(Stored data entries)
- Opening Delimiter -

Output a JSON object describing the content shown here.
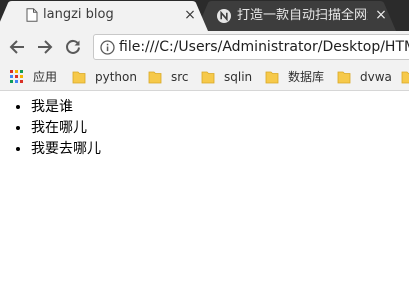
{
  "tabs": [
    {
      "title": "langzi blog",
      "close": "×",
      "active": true,
      "favicon": "document-icon"
    },
    {
      "title": "打造一款自动扫描全网漏",
      "close": "×",
      "active": false,
      "favicon": "n-logo-icon"
    }
  ],
  "toolbar": {
    "back_icon": "arrow-left-icon",
    "forward_icon": "arrow-right-icon",
    "reload_icon": "reload-icon",
    "url": "file:///C:/Users/Administrator/Desktop/HTM"
  },
  "bookmarks": [
    {
      "label": "应用",
      "icon": "apps-grid-icon"
    },
    {
      "label": "python",
      "icon": "folder-icon"
    },
    {
      "label": "src",
      "icon": "folder-icon"
    },
    {
      "label": "sqlin",
      "icon": "folder-icon"
    },
    {
      "label": "数据库",
      "icon": "folder-icon"
    },
    {
      "label": "dvwa",
      "icon": "folder-icon"
    }
  ],
  "content": {
    "items": [
      "我是谁",
      "我在哪儿",
      "我要去哪儿"
    ]
  },
  "colors": {
    "tabstrip_dark": "#2b2b2b",
    "tab_active": "#f2f2f2",
    "tab_inactive": "#3d3d3d",
    "folder_yellow": "#f6c94a"
  }
}
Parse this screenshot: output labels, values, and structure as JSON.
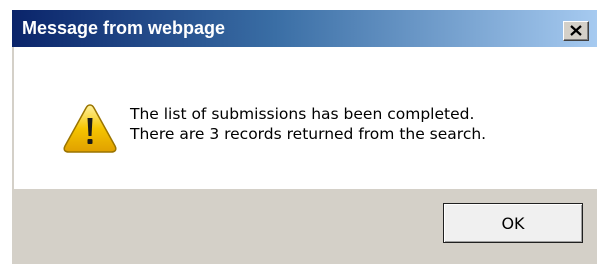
{
  "dialog": {
    "title": "Message from webpage",
    "close_icon": "close-icon",
    "icon": "warning-icon",
    "message_lines": [
      "The list of submissions has been completed.",
      "There are 3 records returned from the search."
    ],
    "ok_label": "OK"
  },
  "colors": {
    "titlebar_start": "#0a246a",
    "titlebar_end": "#a6caf0",
    "dialog_bg": "#d4d0c8",
    "content_bg": "#ffffff",
    "warning_yellow": "#f5c400"
  }
}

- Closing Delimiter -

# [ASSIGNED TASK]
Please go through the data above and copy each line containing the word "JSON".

# [PROBLEM SOLUTION]
Output a JSON object describing the content shown here.
Parse this screenshot: output labels, values, and structure as JSON.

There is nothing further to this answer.